Sumo wrestlers: they're huge. The huger the better. End of story, right?
Of course not — sumo wrestlers practice strict training including a special diet and they even live in sumo communes called 'heya'. But one thing that science has found to make a good sumo, and something the athletes unfortunately don't have control over, is the length of their fingers. Specifically, the ratio of the lengths of their ring to index fingers.
You've all heard about the digit ratio thing right? It seems to come up in bars as a flirting mechanism, but drunken flirters tend to use the wrong fingers or the wrong ratio. Here's a simplified explanation: if your ring finger is longer than your index finger, you were exposed to more testosterone in the womb than if your index finger is longer, in which case you were probably exposed to more estrogen. Women tend to fall into the latter category, men the former, although ratios vary widely. Mine appear to be almost the same. In the picture below, the ring finger is longer, so the ratio is low, which indicates higher testosterone exposure in the womb.
Scientists have studied the so-called 2D:4D (d is for digit) ratio as it relates to sperm count, penis size ("under anaesthesia, flaccid and stretched penile lengths were measured," not kidding), eating disorders, handwriting, financial trading, musical ability, just to name a few. The list is long. Maybe sumo wrestling was the only thing left?

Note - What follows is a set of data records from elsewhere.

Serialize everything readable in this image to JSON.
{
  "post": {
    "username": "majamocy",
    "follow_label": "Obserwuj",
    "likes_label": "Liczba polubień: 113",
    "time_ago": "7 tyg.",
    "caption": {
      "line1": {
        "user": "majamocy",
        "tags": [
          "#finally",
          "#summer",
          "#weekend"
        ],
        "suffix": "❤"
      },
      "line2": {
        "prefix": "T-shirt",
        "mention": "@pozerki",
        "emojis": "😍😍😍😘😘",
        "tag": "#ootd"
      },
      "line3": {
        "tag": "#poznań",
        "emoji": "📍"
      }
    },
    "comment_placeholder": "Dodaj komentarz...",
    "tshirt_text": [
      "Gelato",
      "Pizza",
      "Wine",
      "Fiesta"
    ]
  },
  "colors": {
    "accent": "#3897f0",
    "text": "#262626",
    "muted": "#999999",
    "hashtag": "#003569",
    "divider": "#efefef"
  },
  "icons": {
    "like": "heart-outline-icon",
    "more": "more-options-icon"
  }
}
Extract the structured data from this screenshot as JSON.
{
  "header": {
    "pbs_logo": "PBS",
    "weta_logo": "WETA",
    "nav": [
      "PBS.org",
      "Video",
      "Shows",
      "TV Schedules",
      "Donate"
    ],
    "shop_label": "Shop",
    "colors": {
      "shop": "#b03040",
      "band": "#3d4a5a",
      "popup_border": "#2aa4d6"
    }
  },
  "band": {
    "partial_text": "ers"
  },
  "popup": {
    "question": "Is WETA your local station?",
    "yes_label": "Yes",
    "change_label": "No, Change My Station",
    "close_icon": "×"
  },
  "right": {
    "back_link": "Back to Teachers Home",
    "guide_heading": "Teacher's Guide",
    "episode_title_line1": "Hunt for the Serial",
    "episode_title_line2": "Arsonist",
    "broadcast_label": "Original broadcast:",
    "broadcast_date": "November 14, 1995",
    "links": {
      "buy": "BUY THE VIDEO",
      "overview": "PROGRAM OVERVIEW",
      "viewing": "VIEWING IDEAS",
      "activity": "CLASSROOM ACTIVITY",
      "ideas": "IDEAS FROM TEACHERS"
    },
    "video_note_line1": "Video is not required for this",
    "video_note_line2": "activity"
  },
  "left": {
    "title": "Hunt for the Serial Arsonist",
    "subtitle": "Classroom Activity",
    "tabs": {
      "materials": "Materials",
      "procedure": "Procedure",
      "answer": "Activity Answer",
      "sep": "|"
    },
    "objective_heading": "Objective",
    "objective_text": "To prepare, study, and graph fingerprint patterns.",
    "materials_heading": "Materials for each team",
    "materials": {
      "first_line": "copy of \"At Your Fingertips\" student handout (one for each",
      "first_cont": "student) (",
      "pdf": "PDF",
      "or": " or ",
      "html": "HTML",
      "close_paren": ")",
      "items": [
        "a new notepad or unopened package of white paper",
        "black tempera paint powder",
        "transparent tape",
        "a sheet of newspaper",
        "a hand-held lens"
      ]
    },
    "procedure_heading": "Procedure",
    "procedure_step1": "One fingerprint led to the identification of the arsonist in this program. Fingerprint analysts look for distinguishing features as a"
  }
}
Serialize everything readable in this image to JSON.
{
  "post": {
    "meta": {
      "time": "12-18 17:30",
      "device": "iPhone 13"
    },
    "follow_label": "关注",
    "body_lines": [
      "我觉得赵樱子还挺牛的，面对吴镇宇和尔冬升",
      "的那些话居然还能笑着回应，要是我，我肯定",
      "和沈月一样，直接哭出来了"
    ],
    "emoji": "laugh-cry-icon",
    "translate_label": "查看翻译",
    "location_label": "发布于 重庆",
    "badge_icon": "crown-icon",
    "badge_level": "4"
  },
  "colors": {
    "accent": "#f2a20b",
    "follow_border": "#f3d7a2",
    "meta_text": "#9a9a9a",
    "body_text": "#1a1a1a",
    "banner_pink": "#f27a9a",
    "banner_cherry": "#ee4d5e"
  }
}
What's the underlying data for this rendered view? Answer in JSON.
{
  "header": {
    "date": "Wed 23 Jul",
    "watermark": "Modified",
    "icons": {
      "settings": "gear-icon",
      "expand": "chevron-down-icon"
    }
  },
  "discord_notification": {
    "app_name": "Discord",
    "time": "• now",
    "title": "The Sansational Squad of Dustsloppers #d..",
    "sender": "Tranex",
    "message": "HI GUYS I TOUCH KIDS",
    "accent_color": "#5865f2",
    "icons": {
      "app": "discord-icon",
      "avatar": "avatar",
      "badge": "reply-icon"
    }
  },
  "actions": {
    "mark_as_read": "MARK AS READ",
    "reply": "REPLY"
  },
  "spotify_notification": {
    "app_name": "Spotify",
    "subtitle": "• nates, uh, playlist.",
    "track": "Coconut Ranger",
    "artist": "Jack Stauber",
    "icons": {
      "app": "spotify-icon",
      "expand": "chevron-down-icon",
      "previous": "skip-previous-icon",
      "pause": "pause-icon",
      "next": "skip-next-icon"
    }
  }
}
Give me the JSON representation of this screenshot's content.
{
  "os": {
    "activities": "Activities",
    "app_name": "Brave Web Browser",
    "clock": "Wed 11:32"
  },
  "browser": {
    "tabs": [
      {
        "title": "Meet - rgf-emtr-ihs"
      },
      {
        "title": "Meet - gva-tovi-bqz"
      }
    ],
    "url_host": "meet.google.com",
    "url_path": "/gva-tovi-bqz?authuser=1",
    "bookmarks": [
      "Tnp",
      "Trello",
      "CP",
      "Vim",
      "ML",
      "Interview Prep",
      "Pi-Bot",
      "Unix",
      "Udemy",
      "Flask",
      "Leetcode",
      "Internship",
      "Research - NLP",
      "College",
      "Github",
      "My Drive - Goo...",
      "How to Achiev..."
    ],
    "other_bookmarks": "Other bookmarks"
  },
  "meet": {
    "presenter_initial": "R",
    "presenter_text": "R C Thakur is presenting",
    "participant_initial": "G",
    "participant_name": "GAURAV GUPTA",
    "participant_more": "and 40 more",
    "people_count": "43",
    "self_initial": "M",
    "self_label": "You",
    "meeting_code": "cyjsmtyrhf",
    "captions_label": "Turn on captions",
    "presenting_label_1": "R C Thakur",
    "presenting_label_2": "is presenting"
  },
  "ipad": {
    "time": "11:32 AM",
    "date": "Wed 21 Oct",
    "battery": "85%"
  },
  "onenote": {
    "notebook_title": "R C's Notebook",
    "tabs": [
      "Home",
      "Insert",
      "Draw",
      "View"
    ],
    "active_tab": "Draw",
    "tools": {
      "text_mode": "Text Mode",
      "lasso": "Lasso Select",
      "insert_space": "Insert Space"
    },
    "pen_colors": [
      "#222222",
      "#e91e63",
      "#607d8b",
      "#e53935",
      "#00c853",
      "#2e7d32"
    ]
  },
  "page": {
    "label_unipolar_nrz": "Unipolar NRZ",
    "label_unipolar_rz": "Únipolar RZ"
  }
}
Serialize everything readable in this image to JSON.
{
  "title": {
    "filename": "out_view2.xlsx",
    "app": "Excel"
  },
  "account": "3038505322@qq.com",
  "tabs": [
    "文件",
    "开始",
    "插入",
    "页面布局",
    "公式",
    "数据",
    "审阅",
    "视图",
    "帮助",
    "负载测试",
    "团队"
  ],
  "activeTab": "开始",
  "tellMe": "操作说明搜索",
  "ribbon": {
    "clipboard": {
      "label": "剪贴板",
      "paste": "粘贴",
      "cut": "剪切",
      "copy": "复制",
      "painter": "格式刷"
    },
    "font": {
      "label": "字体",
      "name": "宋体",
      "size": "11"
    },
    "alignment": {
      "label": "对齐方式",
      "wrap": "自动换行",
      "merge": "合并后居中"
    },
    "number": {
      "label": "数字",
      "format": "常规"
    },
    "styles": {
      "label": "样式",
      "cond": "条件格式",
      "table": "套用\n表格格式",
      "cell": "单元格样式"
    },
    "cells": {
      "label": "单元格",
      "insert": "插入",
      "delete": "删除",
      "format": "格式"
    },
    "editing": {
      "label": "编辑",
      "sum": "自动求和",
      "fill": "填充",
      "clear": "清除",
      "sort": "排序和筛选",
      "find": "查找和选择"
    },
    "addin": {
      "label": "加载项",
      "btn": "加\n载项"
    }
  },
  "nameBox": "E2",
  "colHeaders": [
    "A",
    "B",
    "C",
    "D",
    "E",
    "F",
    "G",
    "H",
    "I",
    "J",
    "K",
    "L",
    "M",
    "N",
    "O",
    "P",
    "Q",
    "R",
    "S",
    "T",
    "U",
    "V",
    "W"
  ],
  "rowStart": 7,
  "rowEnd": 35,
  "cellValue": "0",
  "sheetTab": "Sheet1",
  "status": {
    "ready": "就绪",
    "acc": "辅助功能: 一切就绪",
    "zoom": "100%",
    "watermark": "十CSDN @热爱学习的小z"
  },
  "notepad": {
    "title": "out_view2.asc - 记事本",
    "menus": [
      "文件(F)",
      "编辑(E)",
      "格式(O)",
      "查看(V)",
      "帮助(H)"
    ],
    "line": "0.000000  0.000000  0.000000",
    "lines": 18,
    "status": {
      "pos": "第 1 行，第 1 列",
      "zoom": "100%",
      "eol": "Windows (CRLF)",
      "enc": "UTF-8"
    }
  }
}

Handily, the sumo museum in Japan collects wrestlers' handprints. So Tamiya et al, who published their work in the October 10 issue of Evolution and Human Behavior, examined some of those handprints and found that a lower 2D:4D ratio in sumo wrestlers was associated with "higher sumo ranks and better winning records." But the association was not as strong as with other sports like soccer and skiing, so the authors theorise that testosterone exposure in the womb is more important for athletes that require endurance rather than those who like sumos require explosive power.
The experts say that the hormonal influence on finger length happens in utero. But the study made me wonder if sumo wrestlers' large amounts of fat, which are associated with higher levels of estrogen, might have some influence in finger length over time? Just a thought from me, a curious non-scientist. Scientists, please educate me (nicely) in the comments! [Evolution and Human Behavior via Scientopia]